Contributions from the Field
Is a “false-positive” clinical diagnosis of knee osteoarthritis just the early diagnosis of pre–radiographic disease?
Article first published online: 9 APR 2010
Copyright © 2010 by the American College of Rheumatology
Arthritis Care & Research
Volume 62, Issue 10, pages 1502–1506, October 2010
How to Cite
Peat, G., Thomas, E., Duncan, R. and Wood, L. (2010), Is a “false-positive” clinical diagnosis of knee osteoarthritis just the early diagnosis of pre–radiographic disease?. Arthritis Care Res, 62: 1502–1506. doi: 10.1002/acr.20217
- Issue published online: 9 APR 2010
- Article first published online: 9 APR 2010
- Accepted manuscript online: 9 APR 2010 12:00AM EST
- Manuscript Accepted: 30 MAR 2010
- Manuscript Received: 4 DEC 2009
- Programme Grant from the Medical Research Council. Grant Number: G9900220
- Programme Grant from the Arthritis Research Campaign. Grant Number: 18174
- North Staffordshire Primary Care Research Consortium for National Health Service service support costs
In routine practice, diagnosis of knee osteoarthritis (OA) currently relies on the combination of conventional risk factors and the presence of cardinal signs and symptoms.

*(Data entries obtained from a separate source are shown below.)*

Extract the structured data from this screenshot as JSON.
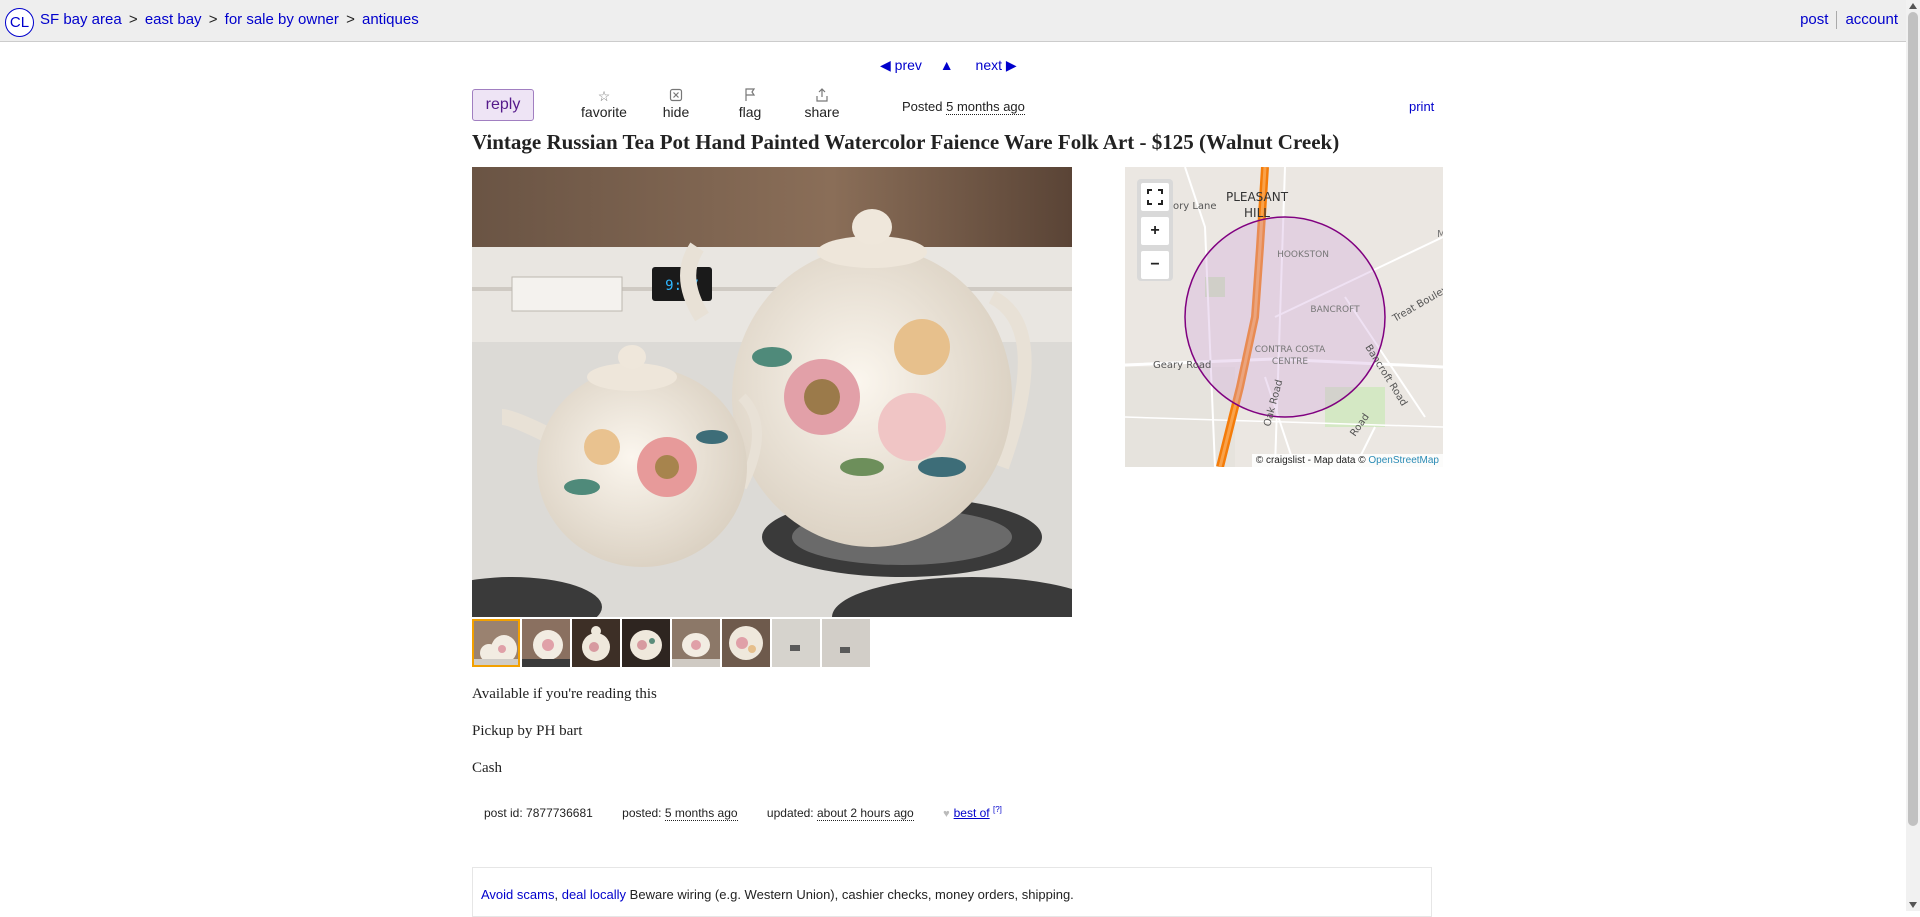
{
  "header": {
    "logo": "CL",
    "breadcrumbs": [
      "SF bay area",
      "east bay",
      "for sale by owner",
      "antiques"
    ],
    "crumb_separator": ">",
    "post_link": "post",
    "account_link": "account"
  },
  "nav": {
    "prev": "◀ prev",
    "up": "▲",
    "next": "next ▶"
  },
  "actions": {
    "reply": "reply",
    "favorite": "favorite",
    "hide": "hide",
    "flag": "flag",
    "share": "share",
    "posted_label": "Posted",
    "posted_time": "5 months ago",
    "print": "print"
  },
  "listing": {
    "title": "Vintage Russian Tea Pot Hand Painted Watercolor Faience Ware Folk Art - $125 (Walnut Creek)",
    "stove_clock": "9:37",
    "thumbnail_count": 8,
    "selected_thumbnail": 1
  },
  "map": {
    "labels": {
      "pleasant": "PLEASANT",
      "hill": "HILL",
      "hookston": "HOOKSTON",
      "bancroft": "BANCROFT",
      "contra": "CONTRA COSTA",
      "centre": "CENTRE",
      "geary": "Geary Road",
      "oak": "Oak Road",
      "bancroft_road": "Bancroft Road",
      "treat": "Treat Boulev",
      "lane": "ory Lane",
      "road2": "Road",
      "m": "M"
    },
    "zoom_in": "+",
    "zoom_out": "−",
    "attribution": "© craigslist - Map data ©",
    "attribution_link": "OpenStreetMap"
  },
  "body": {
    "lines": [
      "Available if you're reading this",
      "Pickup by PH bart",
      "Cash"
    ]
  },
  "postinfo": {
    "post_id_label": "post id:",
    "post_id": "7877736681",
    "posted_label": "posted:",
    "posted_time": "5 months ago",
    "updated_label": "updated:",
    "updated_time": "about 2 hours ago",
    "best_of": "best of",
    "best_of_help": "[?]"
  },
  "notice": {
    "avoid_scams": "Avoid scams",
    "comma": ",",
    "deal_locally": "deal locally",
    "text": "Beware wiring (e.g. Western Union), cashier checks, money orders, shipping."
  },
  "colors": {
    "link": "#0000cc",
    "reply_bg": "#eee4f5",
    "reply_border": "#a17fc1",
    "map_highway": "#f47c0a",
    "map_circle": "#800080",
    "thumb_selected": "#f2a000"
  }
}
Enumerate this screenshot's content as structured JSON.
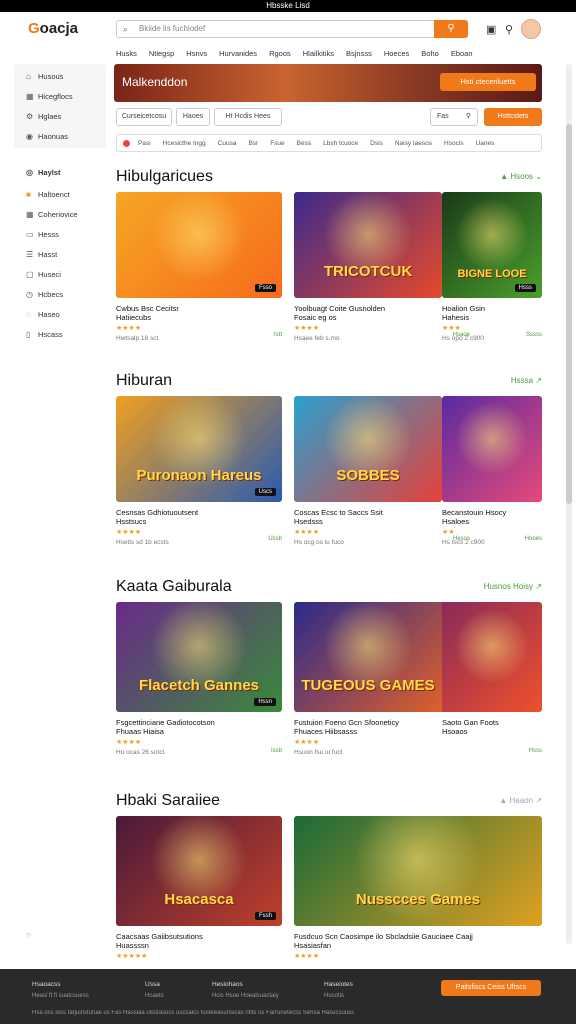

However, their role in early diagnosis has received little attention compared with biomarker research.
Using data from 122 adults ages ≥50 years with knee pain but no definite radiographic OA, we tested whether the clinical diagnostic probability of OA, based on risk factors, signs, and symptoms, was associated with subsequent incidence of radiographic OA 3 years later.
Clinical diagnostic probability performed only modestly in discriminating incident radiographic knee OA (area under the receiver operating characteristic curve = 0.59, 95% confidence interval 0.49–0.70).
Improving the measurement of conventional markers and using study designs that test the ability of new biomarkers to add to or replace conventional markers are priorities for research in the early diagnosis of OA.